In the previous post in this series we talked about using destruction in games to increase the level of immersion and showed a quick example of the kind of basic destruction that can be achieved by default with Box2D. In this post we’re going to explore dynamically destroying a Box2D object into fragment pieces.
The concept is fairly straightforward. Start with a normal physics object, wait for a projectile to hit the object, and then use the trajectory of the projectile to split the object into two separate objects.
In practice, this takes a fair amount of work that has quite a few complications that need to be taken into account.
The first step is to listen for collisions within the Box2D world. If one of the objects colliding is a projectile and the other is a breakable object, we can proceed and start trying to split it.
Splitting a Box2D shape requires that we need to know the vertices that make up it's original shape. Circles unfortunately present a problem. There isn't any way in Box2D to represent a partial circle. If you want to chop circles in half, you need to convert the circle into a list of vertices which could be taxing to simulate
Once we have that original shape in the form of vertices, we can cast a ray on the fixture along the projectile's path to find the point on the object that the projectile collided. Reversing the ray allows us to get the point on the object the projectile would have exited had it been allowed to continue on through the original object. A word of warning, the points returned from the Box2D function b2Fixure.RayCast returns points in world coordinates. Since the vertices are in local coordinates we need to convert the entry and exit point via the b2Body function GetLocalPoint.
At this point we have the list of vertices comprising the original shape and two new vertices representing the entry and exit point the projectile takes. We now need to group the vertices that remain into one of the two resulting shapes to be created by the split. By using the line determined from the entry and exit point we can test each vertex for which side of the line it resides on and place it in a list of vertices for the new shapes. Keep in mind that the entry and exit point will be used in both shapes.

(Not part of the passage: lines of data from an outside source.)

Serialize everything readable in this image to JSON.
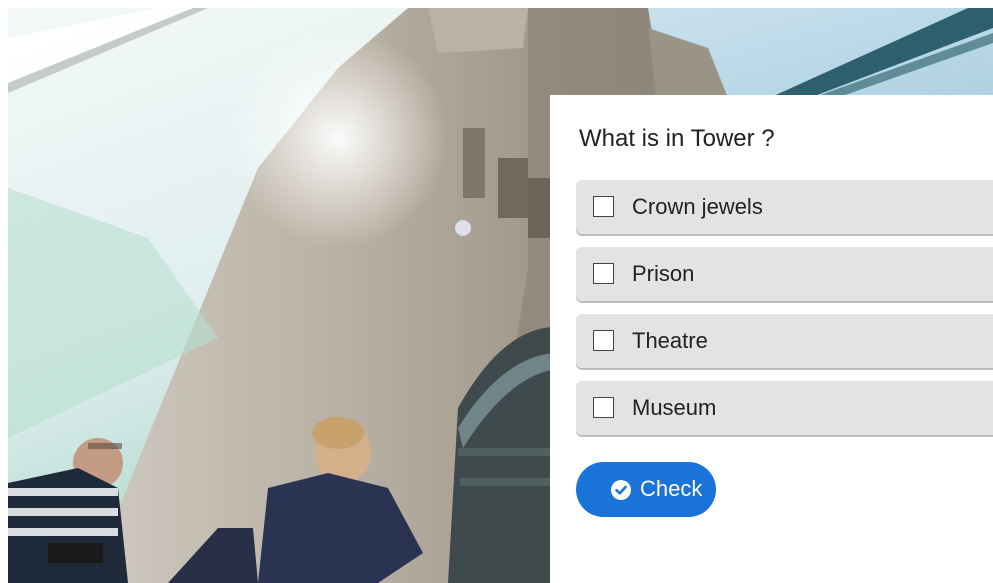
{
  "quiz": {
    "question": "What is in Tower ?",
    "options": [
      {
        "label": "Crown jewels",
        "checked": false
      },
      {
        "label": "Prison",
        "checked": false
      },
      {
        "label": "Theatre",
        "checked": false
      },
      {
        "label": "Museum",
        "checked": false
      }
    ],
    "check_button": {
      "label": "Check",
      "icon": "check-circle-icon"
    }
  },
  "colors": {
    "button_blue": "#1a73d9",
    "option_bg": "#e3e3e3",
    "panel_bg": "#ffffff"
  }
}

Once we have the two lists of vertices for each shape, we can start to construct new physics objects to represent them. The problem we have now is that the coordinates of those vertices are relative to the original object’s center of mass. We need to re-center the new vertices so that rotations act correctly. This can be done simply by averaging all the values of the vertices to find the center and then subtracting that center point from each vertex.
We can create new physics bodies with the vertex lists for each shape. We’ll want to copy the same physics properties such as friction, density, restitution, linear and angular velocity from the original object.
We can then remove the original object from the physics world and add our two new objects to the physics world to complete the effect.
While this will play out nicely in the physics simulation, we haven’t addressed actually rendering the fragments on screen. With the original object (in our case a square), it’s fairly simple, add a textured quad in Starling to the stage and ensure its pixel properties match the corresponding physics object properties for location and rotation.
When we start slicing the object into pieces, we don’t get nice rectangles to work with. And if the original object was textured, we also need to be concerned with UV coordinates.
Unfortunately Starling doesn’t support oddly shaped polygons with varying numbers of vertices and UV coordinates so we need extend the Starling DisplayObject and handle the vertices and UV coordinates ourselves. Another complication is that Stage3D, the rendering technology Starling is built on, can only render triangles.
The original object is easy since we can control its shape and UV coordinates. It’s a simple rectangle so we know the vertex points and we can assign UV coordinates to those vertex points to allow the texture to properly map to it.
When we split the original object, we need to know what the UV coordinates of the entry and exit point will be. We can do this by finding the min and max values for the vertices in both the x and y axis. This gives us a bounding box for the dimensions of the original shape. The entry and exit points can now be compared to this bounding box to get a percentage between the min and max values.
We can do the same thing with UV coordinates on each vertex giving us a bounding box with the min and max UV values. By applying the percentage we got before from the coordinate bound box to the UV bounding box we can get accurate UV coordinates for the entry and exit point.
At this point we have a definition of a polygon with proper vertex and UV coordinates to represent our physics object. We still need to take it and convert it list of triangles in order for the GPU to render it. There are many Triangulation algorithms out there that will take in a set of points and return a list of triangles but we’ve chosen to use an implementation by Nicolas Barradeau of Delaunay Triangulation. It provides nice results with a bias to wide triangles where as other algorithms produce long skinny triangles.
Now that we finally have a list of triangles, we can batch them together in a similar manner to Starling’s QuadBatch class and have them rendered correctly while providing visual representation of their corresponding physics objects.
As you can see there’s a fair amount of work for just a simple slicing of physics objects but now that we have this base we can explore ways to expand the effects in the future.
In the meantime we can play with a demo below on slicing physics objects using the methods described above.